§ Exercise brief
Extract every line of the material that holds the string "협의사항".

§ Extracted material
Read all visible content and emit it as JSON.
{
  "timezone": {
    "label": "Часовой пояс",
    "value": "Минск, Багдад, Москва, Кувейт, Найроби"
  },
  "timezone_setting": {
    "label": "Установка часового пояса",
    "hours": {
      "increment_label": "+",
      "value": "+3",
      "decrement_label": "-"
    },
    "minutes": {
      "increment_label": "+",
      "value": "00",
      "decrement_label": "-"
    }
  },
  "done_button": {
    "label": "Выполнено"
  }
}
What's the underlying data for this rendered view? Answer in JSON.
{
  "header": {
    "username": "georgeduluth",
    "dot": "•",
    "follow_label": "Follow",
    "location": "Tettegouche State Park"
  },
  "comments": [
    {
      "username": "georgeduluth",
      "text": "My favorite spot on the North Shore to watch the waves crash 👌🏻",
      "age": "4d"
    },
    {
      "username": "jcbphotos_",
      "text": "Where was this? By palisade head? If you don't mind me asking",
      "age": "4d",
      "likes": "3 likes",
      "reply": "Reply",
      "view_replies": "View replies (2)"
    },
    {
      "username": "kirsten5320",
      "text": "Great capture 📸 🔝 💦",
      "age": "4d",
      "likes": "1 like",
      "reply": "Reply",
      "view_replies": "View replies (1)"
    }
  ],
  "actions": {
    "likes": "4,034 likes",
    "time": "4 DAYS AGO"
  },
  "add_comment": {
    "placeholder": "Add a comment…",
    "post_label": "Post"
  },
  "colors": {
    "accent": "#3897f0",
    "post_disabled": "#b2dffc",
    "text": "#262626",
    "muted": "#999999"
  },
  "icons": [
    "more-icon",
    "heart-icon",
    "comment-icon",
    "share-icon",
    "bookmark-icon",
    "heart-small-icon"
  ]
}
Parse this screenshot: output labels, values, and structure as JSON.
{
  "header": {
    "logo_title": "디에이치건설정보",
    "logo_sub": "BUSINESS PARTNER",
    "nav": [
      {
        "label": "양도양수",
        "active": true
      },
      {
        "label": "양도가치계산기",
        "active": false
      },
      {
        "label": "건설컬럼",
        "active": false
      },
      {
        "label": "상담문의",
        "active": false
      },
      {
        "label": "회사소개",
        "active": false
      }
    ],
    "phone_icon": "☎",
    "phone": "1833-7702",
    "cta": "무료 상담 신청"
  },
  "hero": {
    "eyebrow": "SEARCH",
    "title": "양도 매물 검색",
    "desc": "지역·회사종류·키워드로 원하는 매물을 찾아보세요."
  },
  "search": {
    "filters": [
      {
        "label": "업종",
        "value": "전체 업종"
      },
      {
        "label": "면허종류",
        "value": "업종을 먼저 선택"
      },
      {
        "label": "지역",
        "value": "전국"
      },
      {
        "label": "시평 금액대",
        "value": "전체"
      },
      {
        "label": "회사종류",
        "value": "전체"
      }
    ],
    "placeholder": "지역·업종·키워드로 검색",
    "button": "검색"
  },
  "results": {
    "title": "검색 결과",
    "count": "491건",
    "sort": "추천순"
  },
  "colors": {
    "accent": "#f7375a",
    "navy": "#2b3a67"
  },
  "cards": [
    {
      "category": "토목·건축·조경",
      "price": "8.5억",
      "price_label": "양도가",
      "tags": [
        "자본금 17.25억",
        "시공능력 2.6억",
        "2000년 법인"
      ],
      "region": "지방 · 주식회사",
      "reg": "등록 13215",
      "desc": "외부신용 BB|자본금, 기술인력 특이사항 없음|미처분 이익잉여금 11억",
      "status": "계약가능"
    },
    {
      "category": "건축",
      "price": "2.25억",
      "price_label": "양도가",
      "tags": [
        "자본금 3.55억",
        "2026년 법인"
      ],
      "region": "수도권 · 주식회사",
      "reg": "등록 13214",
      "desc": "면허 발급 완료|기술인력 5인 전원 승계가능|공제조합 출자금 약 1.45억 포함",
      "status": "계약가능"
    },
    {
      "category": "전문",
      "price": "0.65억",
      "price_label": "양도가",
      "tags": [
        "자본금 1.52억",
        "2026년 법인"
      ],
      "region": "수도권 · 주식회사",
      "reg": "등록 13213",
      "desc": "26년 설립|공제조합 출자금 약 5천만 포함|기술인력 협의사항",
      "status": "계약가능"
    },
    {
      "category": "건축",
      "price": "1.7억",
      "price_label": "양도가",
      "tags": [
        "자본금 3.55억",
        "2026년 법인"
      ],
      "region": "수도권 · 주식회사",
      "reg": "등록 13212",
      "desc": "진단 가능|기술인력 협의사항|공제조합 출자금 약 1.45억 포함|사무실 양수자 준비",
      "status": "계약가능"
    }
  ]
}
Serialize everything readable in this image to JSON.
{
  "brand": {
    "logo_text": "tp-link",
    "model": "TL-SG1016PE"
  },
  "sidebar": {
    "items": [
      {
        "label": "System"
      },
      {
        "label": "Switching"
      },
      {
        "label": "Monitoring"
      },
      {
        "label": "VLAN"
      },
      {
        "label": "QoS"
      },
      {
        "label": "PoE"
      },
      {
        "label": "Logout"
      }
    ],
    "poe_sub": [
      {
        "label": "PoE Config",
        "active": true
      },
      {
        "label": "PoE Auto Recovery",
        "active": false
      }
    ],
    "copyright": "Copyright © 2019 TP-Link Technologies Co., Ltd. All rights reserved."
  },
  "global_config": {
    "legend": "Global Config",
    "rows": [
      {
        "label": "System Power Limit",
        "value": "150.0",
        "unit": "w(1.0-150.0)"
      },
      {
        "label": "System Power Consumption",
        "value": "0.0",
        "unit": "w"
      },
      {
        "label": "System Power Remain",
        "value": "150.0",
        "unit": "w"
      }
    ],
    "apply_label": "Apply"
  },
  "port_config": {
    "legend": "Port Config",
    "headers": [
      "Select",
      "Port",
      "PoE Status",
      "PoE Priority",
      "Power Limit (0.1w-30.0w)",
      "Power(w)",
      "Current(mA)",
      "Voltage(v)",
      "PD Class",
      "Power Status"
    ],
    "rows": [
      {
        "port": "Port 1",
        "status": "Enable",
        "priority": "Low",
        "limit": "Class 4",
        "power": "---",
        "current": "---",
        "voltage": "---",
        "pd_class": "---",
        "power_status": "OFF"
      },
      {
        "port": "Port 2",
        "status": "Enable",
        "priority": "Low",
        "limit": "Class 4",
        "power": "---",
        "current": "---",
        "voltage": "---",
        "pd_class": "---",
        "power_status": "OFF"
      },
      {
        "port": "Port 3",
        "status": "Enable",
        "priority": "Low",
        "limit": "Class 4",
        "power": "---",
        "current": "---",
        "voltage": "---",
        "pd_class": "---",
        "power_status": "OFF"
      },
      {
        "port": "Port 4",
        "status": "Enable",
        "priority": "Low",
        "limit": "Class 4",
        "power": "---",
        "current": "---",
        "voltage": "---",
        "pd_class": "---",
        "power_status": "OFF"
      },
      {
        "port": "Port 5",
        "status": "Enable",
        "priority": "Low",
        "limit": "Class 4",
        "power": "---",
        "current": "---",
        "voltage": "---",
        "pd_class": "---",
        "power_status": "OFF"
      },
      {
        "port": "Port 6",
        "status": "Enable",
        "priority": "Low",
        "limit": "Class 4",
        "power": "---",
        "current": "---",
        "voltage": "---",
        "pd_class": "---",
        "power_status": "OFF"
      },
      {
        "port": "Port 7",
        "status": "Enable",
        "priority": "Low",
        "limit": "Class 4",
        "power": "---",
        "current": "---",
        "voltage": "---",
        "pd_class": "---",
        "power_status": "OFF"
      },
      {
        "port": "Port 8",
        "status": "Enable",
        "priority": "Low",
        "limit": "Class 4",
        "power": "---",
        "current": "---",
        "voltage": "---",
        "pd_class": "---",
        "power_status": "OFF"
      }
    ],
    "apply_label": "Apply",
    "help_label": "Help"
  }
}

§ Reply
      "desc": "26년 설립|공제조합 출자금 약 5천만 포함|기술인력 협의사항",
      "desc": "진단 가능|기술인력 협의사항|공제조합 출자금 약 1.45억 포함|사무실 양수자 준비",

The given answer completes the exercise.